Dr. Ali Seifi, a neurointensivist at UT Health San Antonio and the inventor of the aptly named HiccAway, will appear on an episode of Shark Tank that airs tonight, January 21 at 7 pm.

HiccAway, a straw-like device that a hiccup sufferer uses to sip water through, is likely to wow the sharks — maybe even take their breath away? — as it is the world’s first scientifically proven medical product that safely relieves hiccups.

In fact, HiccAway was recently the subject of an article in JAMA Network Open, a publication of the Journal of the American Medical Association Network. The article addresses a four-month cross-sectional study of 249 participants from multiple countries that found that HiccAway stopped hiccups in almost 92 percent of cases and was rated a heck of a lot more favorably than home remedies.

“I believe that the science behind our product is what makes our product trustworthy and reliable. There are many hiccup remedies that are all hit and miss with no exact science to them,” Seifi says. “Some healthcare products claim they can cure a medical condition, but they don’t have scientific backup to support the product. I can confidently state that HiccAway is one of the few products on Shark Tank so far with a strong published research study as a backup.”

While hiccups are simply an annoyance for most of us, they can also be chronic for patients with cancer, meningitis, multiple sclerosis, stroke, traumatic brain or thoracic injury, and even for patients who have had surgery that requires anesthesia.

“After I witnessed my own neurology patients suffering from hiccups without an effective treatment, I was inspired to develop a safe and effective device that would be simple to use and easily available to all people,” Seifi says. “When you forcefully sip water through the device, it keeps the phrenic and vagus nerves occupied, so they don’t have enough time to cause unwanted spasms in the diaphragm. This interruption stops the hiccups.”

While the HiccAway device is already available to purchase through hiccaway.com and on Amazon, as well as at walmart.com and even in H-E-B stores throughout South Texas and at heb.com, Shark Tank (which boasts a viewing audience of about 7 million) could propel HiccAway and Seifi into a new realm of entrepreneurial success.

“For me, the experience was surreal,” says Victor Fehlberg, president and CEO of Higher Innovations Inc., which manufactures and distributes HiccAway from the Denver area. “It took so long to prepare, so much time was spent waiting, that when the pitch and appearance were finally recorded, it went too fast. It was like I was dreaming because it had been so long in the making.”

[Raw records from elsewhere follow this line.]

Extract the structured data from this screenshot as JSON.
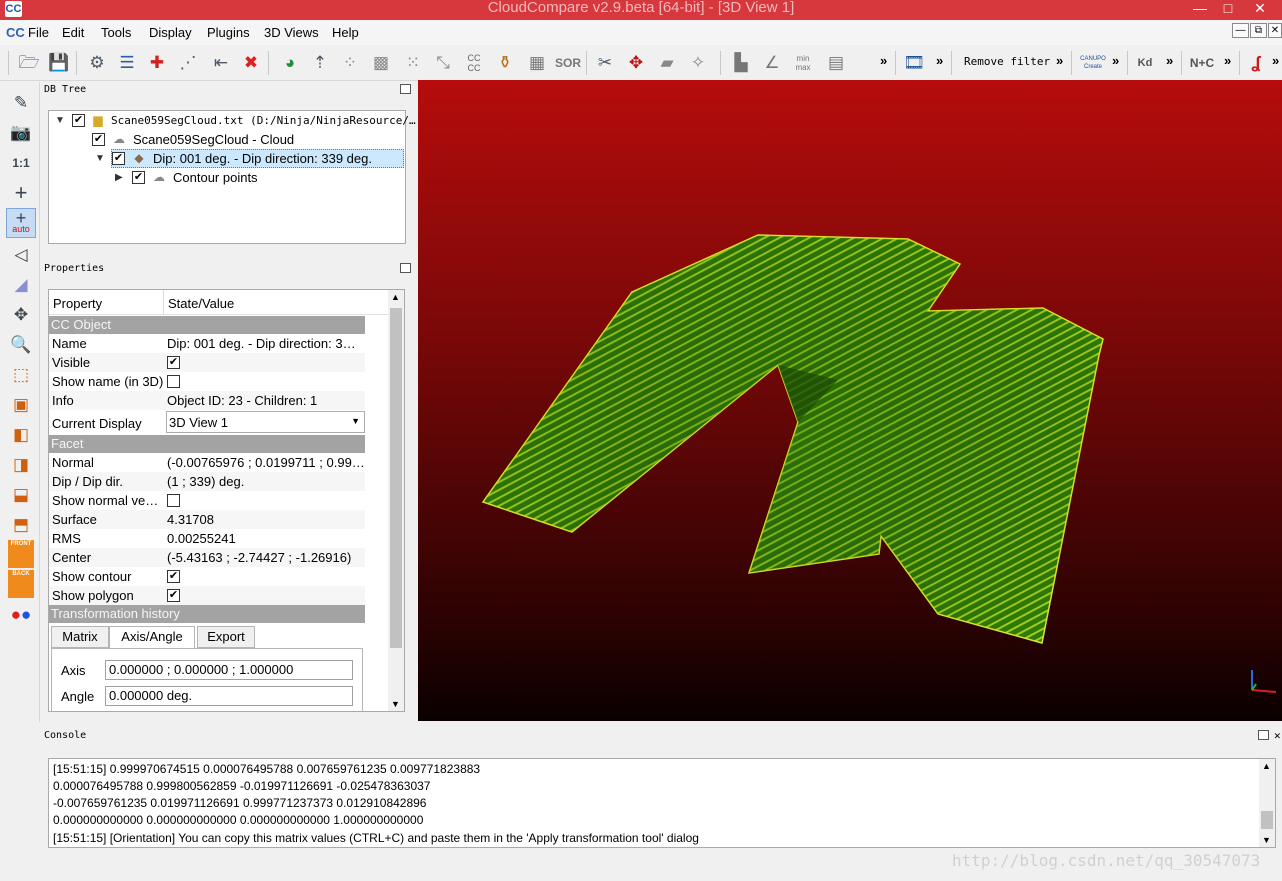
{
  "window": {
    "title": "CloudCompare v2.9.beta [64-bit] - [3D View 1]",
    "app_icon": "CC",
    "controls": [
      "—",
      "□",
      "✕"
    ]
  },
  "menubar": {
    "logo": "CC",
    "items": [
      "File",
      "Edit",
      "Tools",
      "Display",
      "Plugins",
      "3D Views",
      "Help"
    ],
    "mdi_controls": [
      "—",
      "⧉",
      "✕"
    ]
  },
  "toolbar": {
    "remove_filter_label": "Remove filter",
    "more_glyph": "»",
    "icons": [
      "open-icon",
      "save-icon",
      "settings-icon",
      "list-icon",
      "merge-icon",
      "segment-icon",
      "crop-icon",
      "delete-icon",
      "color-icon",
      "normals-icon",
      "sample-icon",
      "filter-icon",
      "noise-icon",
      "scale-icon",
      "cc-icon",
      "bucket-icon",
      "checker-icon",
      "sor-icon",
      "scissors-icon",
      "translate-icon",
      "plane-icon",
      "pick-icon",
      "histogram-icon",
      "stats-icon",
      "minmax-icon",
      "trash-icon",
      "film-icon",
      "canupo-icon",
      "kd-icon",
      "nc-icon",
      "s-icon"
    ],
    "icon_text": {
      "cc": "CC\nCC",
      "sor": "SOR",
      "kd": "Kd",
      "nc": "N+C",
      "canupo": "CANUPO\nCreate",
      "minmax": "min\nmax"
    }
  },
  "left_toolbar": {
    "icons": [
      "pencil-icon",
      "camera-icon",
      "one-to-one-icon",
      "crosshair-icon",
      "auto-pivot-icon",
      "perspective-icon",
      "light-icon",
      "move-icon",
      "zoom-icon",
      "view-top-icon",
      "view-front-icon",
      "view-left-icon",
      "view-right-icon",
      "view-bottom-icon",
      "view-iso-icon",
      "front-icon",
      "back-icon",
      "stereo-icon"
    ],
    "labels": {
      "one_to_one": "1:1",
      "auto": "auto",
      "front": "FRONT",
      "back": "BACK"
    }
  },
  "db_tree": {
    "title": "DB Tree",
    "items": [
      {
        "label": "Scane059SegCloud.txt (D:/Ninja/NinjaResource/…",
        "checked": true,
        "icon": "folder-icon",
        "expanded": true
      },
      {
        "label": "Scane059SegCloud - Cloud",
        "checked": true,
        "icon": "cloud-icon"
      },
      {
        "label": "Dip: 001 deg. - Dip direction: 339 deg.",
        "checked": true,
        "icon": "facet-icon",
        "expanded": true,
        "selected": true
      },
      {
        "label": "Contour points",
        "checked": true,
        "icon": "cloud-icon",
        "expanded": false
      }
    ]
  },
  "properties": {
    "title": "Properties",
    "header": {
      "property": "Property",
      "value": "State/Value"
    },
    "sections": {
      "cc_object": "CC Object",
      "facet": "Facet",
      "transformation": "Transformation history"
    },
    "cc_object_rows": [
      {
        "key": "Name",
        "value": "Dip: 001 deg. - Dip direction: 3…"
      },
      {
        "key": "Visible",
        "value": "✔"
      },
      {
        "key": "Show name (in 3D)",
        "value": ""
      },
      {
        "key": "Info",
        "value": "Object ID: 23 - Children: 1"
      },
      {
        "key": "Current Display",
        "value": "3D View 1"
      }
    ],
    "facet_rows": [
      {
        "key": "Normal",
        "value": "(-0.00765976 ; 0.0199711 ; 0.99…"
      },
      {
        "key": "Dip / Dip dir.",
        "value": "(1 ; 339) deg."
      },
      {
        "key": "Show normal ve…",
        "value": ""
      },
      {
        "key": "Surface",
        "value": "4.31708"
      },
      {
        "key": "RMS",
        "value": "0.00255241"
      },
      {
        "key": "Center",
        "value": "(-5.43163 ; -2.74427 ; -1.26916)"
      },
      {
        "key": "Show contour",
        "value": "✔"
      },
      {
        "key": "Show polygon",
        "value": "✔"
      }
    ],
    "tabs": [
      "Matrix",
      "Axis/Angle",
      "Export"
    ],
    "active_tab": "Axis/Angle",
    "axis_label": "Axis",
    "axis_value": "0.000000 ; 0.000000 ; 1.000000",
    "angle_label": "Angle",
    "angle_value": "0.000000 deg."
  },
  "console": {
    "title": "Console",
    "lines": [
      "[15:51:15] 0.999970674515 0.000076495788 0.007659761235 0.009771823883",
      "0.000076495788 0.999800562859 -0.019971126691 -0.025478363037",
      "-0.007659761235 0.019971126691 0.999771237373 0.012910842896",
      "0.000000000000 0.000000000000 0.000000000000 1.000000000000",
      "[15:51:15] [Orientation] You can copy this matrix values (CTRL+C) and paste them in the 'Apply transformation tool' dialog"
    ]
  },
  "watermark": "http://blog.csdn.net/qq_30547073",
  "colors": {
    "titlebar": "#d6383e",
    "view_top": "#b60c0c",
    "facet_green": "#2f7a06",
    "contour_yellow": "#d8e62a",
    "section_gray": "#a3a3a3",
    "selection": "#cce8ff"
  }
}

The Shark Tank appearance is likely a dream come true for Seifi and the HiccAway team — and a total breath of fresh air for the hiccup-suffering public.

------

This article originally ran on CultureMap.